■ Exercise prompt ■
Print every line of the material exactly.

■ Provided entries ■
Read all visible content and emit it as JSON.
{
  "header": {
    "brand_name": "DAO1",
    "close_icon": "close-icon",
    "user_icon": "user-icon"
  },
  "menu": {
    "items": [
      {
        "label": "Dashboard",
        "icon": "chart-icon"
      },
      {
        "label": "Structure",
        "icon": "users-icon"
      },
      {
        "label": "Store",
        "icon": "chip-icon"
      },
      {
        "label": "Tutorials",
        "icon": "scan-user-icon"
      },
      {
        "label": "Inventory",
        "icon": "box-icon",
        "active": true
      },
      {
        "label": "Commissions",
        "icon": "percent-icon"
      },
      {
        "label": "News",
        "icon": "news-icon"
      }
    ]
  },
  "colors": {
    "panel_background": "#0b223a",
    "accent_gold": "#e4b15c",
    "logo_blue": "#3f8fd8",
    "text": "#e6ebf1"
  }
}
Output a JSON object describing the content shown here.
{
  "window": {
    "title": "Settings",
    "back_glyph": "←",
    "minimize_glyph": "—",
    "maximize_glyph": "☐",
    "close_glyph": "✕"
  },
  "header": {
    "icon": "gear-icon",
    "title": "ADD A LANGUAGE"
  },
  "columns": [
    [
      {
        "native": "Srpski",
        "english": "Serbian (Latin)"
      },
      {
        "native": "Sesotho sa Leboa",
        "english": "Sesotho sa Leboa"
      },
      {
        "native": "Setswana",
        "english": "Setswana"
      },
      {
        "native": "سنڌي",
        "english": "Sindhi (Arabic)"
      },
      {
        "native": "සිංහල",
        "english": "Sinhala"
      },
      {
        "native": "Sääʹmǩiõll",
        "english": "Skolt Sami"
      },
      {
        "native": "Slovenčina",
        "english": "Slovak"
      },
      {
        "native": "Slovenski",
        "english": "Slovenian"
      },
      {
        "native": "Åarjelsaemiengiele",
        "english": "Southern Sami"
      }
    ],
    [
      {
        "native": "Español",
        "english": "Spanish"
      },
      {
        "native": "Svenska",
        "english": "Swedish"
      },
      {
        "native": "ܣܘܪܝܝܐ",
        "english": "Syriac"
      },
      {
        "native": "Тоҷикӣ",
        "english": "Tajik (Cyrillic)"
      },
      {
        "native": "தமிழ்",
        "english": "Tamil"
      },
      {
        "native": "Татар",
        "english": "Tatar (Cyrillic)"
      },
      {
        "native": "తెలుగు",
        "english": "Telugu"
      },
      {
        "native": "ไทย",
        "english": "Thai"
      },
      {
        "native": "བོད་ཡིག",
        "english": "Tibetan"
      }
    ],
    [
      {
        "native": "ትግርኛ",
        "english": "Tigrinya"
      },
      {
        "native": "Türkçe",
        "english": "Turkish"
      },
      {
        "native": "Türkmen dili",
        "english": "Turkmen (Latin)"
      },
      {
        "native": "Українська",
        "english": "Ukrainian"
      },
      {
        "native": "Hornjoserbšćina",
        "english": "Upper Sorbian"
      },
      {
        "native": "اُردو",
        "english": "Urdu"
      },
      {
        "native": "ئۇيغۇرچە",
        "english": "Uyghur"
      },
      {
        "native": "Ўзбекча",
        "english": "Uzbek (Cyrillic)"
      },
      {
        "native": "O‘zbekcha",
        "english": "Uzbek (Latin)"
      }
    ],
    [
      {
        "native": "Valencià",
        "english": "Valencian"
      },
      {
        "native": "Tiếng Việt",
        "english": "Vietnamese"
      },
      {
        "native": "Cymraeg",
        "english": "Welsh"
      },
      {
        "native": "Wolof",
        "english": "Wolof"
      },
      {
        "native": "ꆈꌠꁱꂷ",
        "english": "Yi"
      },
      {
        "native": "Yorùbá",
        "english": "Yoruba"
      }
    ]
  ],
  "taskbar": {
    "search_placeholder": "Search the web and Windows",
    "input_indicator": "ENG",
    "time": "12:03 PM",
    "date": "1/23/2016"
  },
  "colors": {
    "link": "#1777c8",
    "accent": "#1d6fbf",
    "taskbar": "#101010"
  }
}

■ Solved problem ■
Read all visible content and emit it as JSON.
{
  "header": {
    "brand_name": "DAO1",
    "close_icon": "close-icon",
    "user_icon": "user-icon"
  },
  "menu": {
    "items": [
      {
        "label": "Dashboard",
        "icon": "chart-icon"
      },
      {
        "label": "Structure",
        "icon": "users-icon"
      },
      {
        "label": "Store",
        "icon": "chip-icon"
      },
      {
        "label": "Tutorials",
        "icon": "scan-user-icon"
      },
      {
        "label": "Inventory",
        "icon": "box-icon",
        "active": true
      },
      {
        "label": "Commissions",
        "icon": "percent-icon"
      },
      {
        "label": "News",
        "icon": "news-icon"
      }
    ]
  },
  "colors": {
    "panel_background": "#0b223a",
    "accent_gold": "#e4b15c",
    "logo_blue": "#3f8fd8",
    "text": "#e6ebf1"
  }
}
Output a JSON object describing the content shown here.
{
  "window": {
    "title": "Settings",
    "back_glyph": "←",
    "minimize_glyph": "—",
    "maximize_glyph": "☐",
    "close_glyph": "✕"
  },
  "header": {
    "icon": "gear-icon",
    "title": "ADD A LANGUAGE"
  },
  "columns": [
    [
      {
        "native": "Srpski",
        "english": "Serbian (Latin)"
      },
      {
        "native": "Sesotho sa Leboa",
        "english": "Sesotho sa Leboa"
      },
      {
        "native": "Setswana",
        "english": "Setswana"
      },
      {
        "native": "سنڌي",
        "english": "Sindhi (Arabic)"
      },
      {
        "native": "සිංහල",
        "english": "Sinhala"
      },
      {
        "native": "Sääʹmǩiõll",
        "english": "Skolt Sami"
      },
      {
        "native": "Slovenčina",
        "english": "Slovak"
      },
      {
        "native": "Slovenski",
        "english": "Slovenian"
      },
      {
        "native": "Åarjelsaemiengiele",
        "english": "Southern Sami"
      }
    ],
    [
      {
        "native": "Español",
        "english": "Spanish"
      },
      {
        "native": "Svenska",
        "english": "Swedish"
      },
      {
        "native": "ܣܘܪܝܝܐ",
        "english": "Syriac"
      },
      {
        "native": "Тоҷикӣ",
        "english": "Tajik (Cyrillic)"
      },
      {
        "native": "தமிழ்",
        "english": "Tamil"
      },
      {
        "native": "Татар",
        "english": "Tatar (Cyrillic)"
      },
      {
        "native": "తెలుగు",
        "english": "Telugu"
      },
      {
        "native": "ไทย",
        "english": "Thai"
      },
      {
        "native": "བོད་ཡིག",
        "english": "Tibetan"
      }
    ],
    [
      {
        "native": "ትግርኛ",
        "english": "Tigrinya"
      },
      {
        "native": "Türkçe",
        "english": "Turkish"
      },
      {
        "native": "Türkmen dili",
        "english": "Turkmen (Latin)"
      },
      {
        "native": "Українська",
        "english": "Ukrainian"
      },
      {
        "native": "Hornjoserbšćina",
        "english": "Upper Sorbian"
      },
      {
        "native": "اُردو",
        "english": "Urdu"
      },
      {
        "native": "ئۇيغۇرچە",
        "english": "Uyghur"
      },
      {
        "native": "Ўзбекча",
        "english": "Uzbek (Cyrillic)"
      },
      {
        "native": "O‘zbekcha",
        "english": "Uzbek (Latin)"
      }
    ],
    [
      {
        "native": "Valencià",
        "english": "Valencian"
      },
      {
        "native": "Tiếng Việt",
        "english": "Vietnamese"
      },
      {
        "native": "Cymraeg",
        "english": "Welsh"
      },
      {
        "native": "Wolof",
        "english": "Wolof"
      },
      {
        "native": "ꆈꌠꁱꂷ",
        "english": "Yi"
      },
      {
        "native": "Yorùbá",
        "english": "Yoruba"
      }
    ]
  ],
  "taskbar": {
    "search_placeholder": "Search the web and Windows",
    "input_indicator": "ENG",
    "time": "12:03 PM",
    "date": "1/23/2016"
  },
  "colors": {
    "link": "#1777c8",
    "accent": "#1d6fbf",
    "taskbar": "#101010"
  }
}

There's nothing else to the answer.